Fracking Insider Readers: We are pleased to bring you the first volume of our Federal Legislative Roundup, including updates on three pieces of legislation currently under consideration in the House: “The Natural Gas Pipeline Permitting Reform Act,” “The Federal Lands Jobs and Energy Security Act,” and “The North American Energy Infrastructure Act.” We designed the Roundup to provide quick overviews of bills that are being considered in Congress. If you have any questions on any of these summaries, please do not hesitate to ask.
H.R. 1900, the Natural Gas Pipeline Permitting Reform Act – The bill, which is cosponsored by 22 Republicans and one Democrat, would:
- require the Federal Energy Regulatory Commission (FERC) to approve or deny a permit application for a natural gas pipeline project within 12 months of providing public notice of the application;
- require the agency responsible for issuing any federal license, permit, or approval regarding the siting, construction, or expansion of a project to approve or deny the authorizing certificate within 90 days of FERC issuing its final environmental document regarding the project; and
- state that any approval document shall go into effect if the responsible agency neither approves nor denies its issuance within the 90-day time period (with the possibility of a 30-day extension).
The bill has been considered and marked up by the Subcommittee on Energy and Power, and the full Energy and Commerce Committee. A House report, H. Rpt. 113-269, was issued on November 18th. However, the White House has threatened to veto the bill if it passes the Senate, noting that an agency may decide to deny a permit that would otherwise be approved if it is unable to obtain adequate information by the deadline, thereby undermining the legislation’s intent.
H.R. 1965, the Federal Lands Jobs and Energy Security Act – The bill, which is cosponsored by three Republicans, would:
- deem an energy project permit application approved if the Secretary of the Interior has not made a decision on it within 60 days of its receipt;
- direct the Secretary to offer for sale at least 25% of the annual nominated acreage not previously made available for lease, in conducting lease sales under the Mineral Leasing Act; and
- restrict the ability of the Secretary to withdraw, delay or cancel leases after a competitive sale has occurred.
The bill has been considered and marked up by the Subcommittee on Energy and Mineral Resources, and the full Natural Resources Committee.
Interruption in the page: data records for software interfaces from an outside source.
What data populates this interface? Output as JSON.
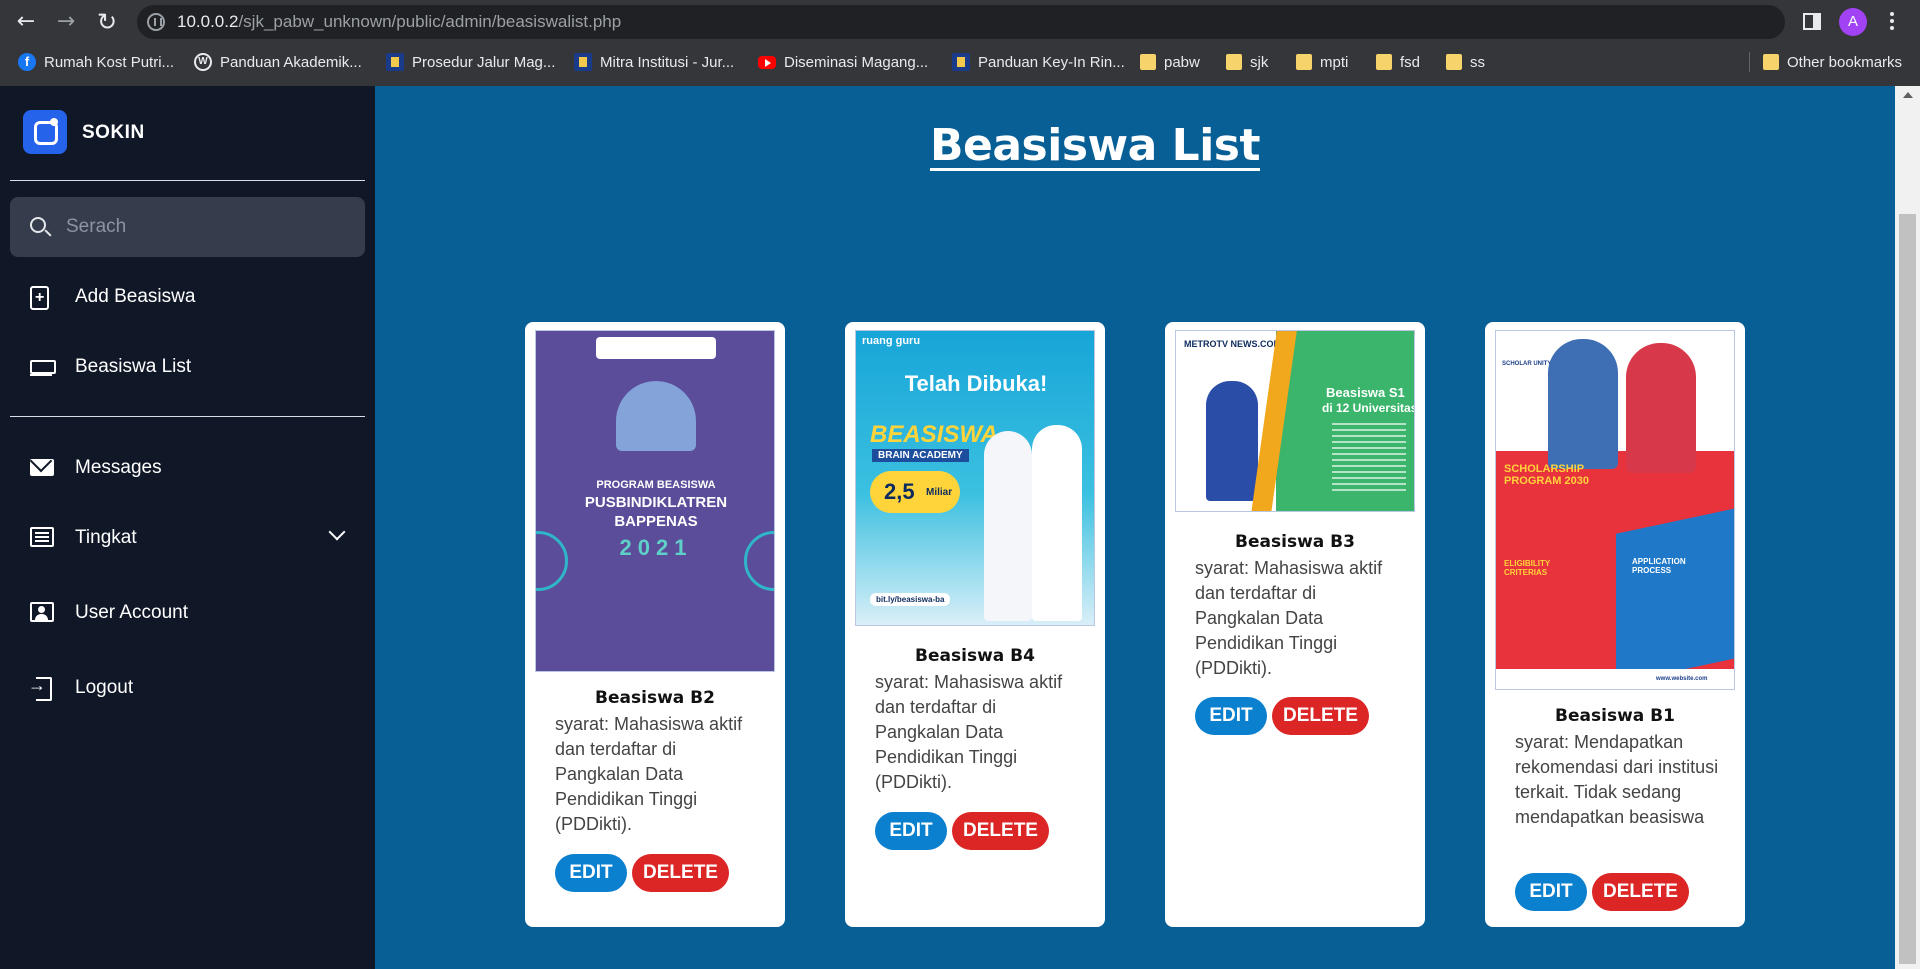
{
  "browser": {
    "url_host": "10.0.0.2",
    "url_path": "/sjk_pabw_unknown/public/admin/beasiswalist.php",
    "profile_initial": "A",
    "bookmarks": [
      {
        "label": "Rumah Kost Putri...",
        "icon": "facebook-icon"
      },
      {
        "label": "Panduan Akademik...",
        "icon": "wordpress-icon"
      },
      {
        "label": "Prosedur Jalur Mag...",
        "icon": "university-icon"
      },
      {
        "label": "Mitra Institusi - Jur...",
        "icon": "university-icon"
      },
      {
        "label": "Diseminasi Magang...",
        "icon": "youtube-icon"
      },
      {
        "label": "Panduan Key-In Rin...",
        "icon": "university-icon"
      },
      {
        "label": "pabw",
        "icon": "folder-icon"
      },
      {
        "label": "sjk",
        "icon": "folder-icon"
      },
      {
        "label": "mpti",
        "icon": "folder-icon"
      },
      {
        "label": "fsd",
        "icon": "folder-icon"
      },
      {
        "label": "ss",
        "icon": "folder-icon"
      }
    ],
    "other_bookmarks": "Other bookmarks"
  },
  "sidebar": {
    "brand": "SOKIN",
    "search_placeholder": "Serach",
    "items": [
      {
        "label": "Add Beasiswa",
        "icon": "add-file-icon"
      },
      {
        "label": "Beasiswa List",
        "icon": "list-icon"
      },
      {
        "label": "Messages",
        "icon": "mail-icon"
      },
      {
        "label": "Tingkat",
        "icon": "list-box-icon"
      },
      {
        "label": "User Account",
        "icon": "user-card-icon"
      },
      {
        "label": "Logout",
        "icon": "logout-icon"
      }
    ]
  },
  "main": {
    "title": "Beasiswa List",
    "edit_label": "EDIT",
    "delete_label": "DELETE",
    "cards": [
      {
        "title": "Beasiswa B2",
        "description": "syarat: Mahasiswa aktif dan terdaftar di Pangkalan Data Pendidikan Tinggi (PDDikti).",
        "poster": {
          "heading": "PROGRAM BEASISWA",
          "name": "PUSBINDIKLATREN",
          "org": "BAPPENAS",
          "year": "2021"
        }
      },
      {
        "title": "Beasiswa B4",
        "description": "syarat: Mahasiswa aktif dan terdaftar di Pangkalan Data Pendidikan Tinggi (PDDikti).",
        "poster": {
          "brand": "ruang guru",
          "headline": "Telah Dibuka!",
          "name": "BEASISWA",
          "sub": "BRAIN ACADEMY",
          "amount": "2,5",
          "amount_unit": "Miliar",
          "link": "bit.ly/beasiswa-ba"
        }
      },
      {
        "title": "Beasiswa B3",
        "description": "syarat: Mahasiswa aktif dan terdaftar di Pangkalan Data Pendidikan Tinggi (PDDikti).",
        "poster": {
          "brand": "METROTV NEWS.COM",
          "headline": "Beasiswa S1",
          "sub": "di 12 Universitas"
        }
      },
      {
        "title": "Beasiswa B1",
        "description": "syarat: Mendapatkan rekomendasi dari institusi terkait. Tidak sedang mendapatkan beasiswa",
        "poster": {
          "brand": "SCHOLAR UNITY",
          "headline": "SCHOLARSHIP PROGRAM 2030",
          "section1": "ELIGIBILITY CRITERIAS",
          "section2": "APPLICATION PROCESS",
          "site": "www.website.com"
        }
      }
    ]
  },
  "colors": {
    "page_bg": "#075f96",
    "sidebar_bg": "#101727",
    "edit_button": "#0b80cf",
    "delete_button": "#dc2626"
  }
}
A House report, H. Rpt. 113-262, was issued on November 12th. The bill was debated and amended on the House floor on November 19th.
H.R. 3301, the North American Energy Infrastructure Act – The bill, which is cosponsored by nine Republicans and eight Democrats, would:
- require approval of an application for a cross-border energy project within 120 days of receipt of the application, unless the relevant official finds that the project is not in the “national security interest” of the U.S.;
- deem the relevant official as the Secretary of Commerce with respect to oil pipelines, FERC with respect to natural gas pipelines, and the Secretary of Energy with respect to electric transmission facilities;
- clarify that no order is necessary to authorize export or import of natural gas to or from Canada or Mexico.
The bill was considered and marked up by the Subcommittee on Energy and Power on November 20th, and was reported to the full Energy and Commerce Committee for consideration.
With assistance from Andrew McNamee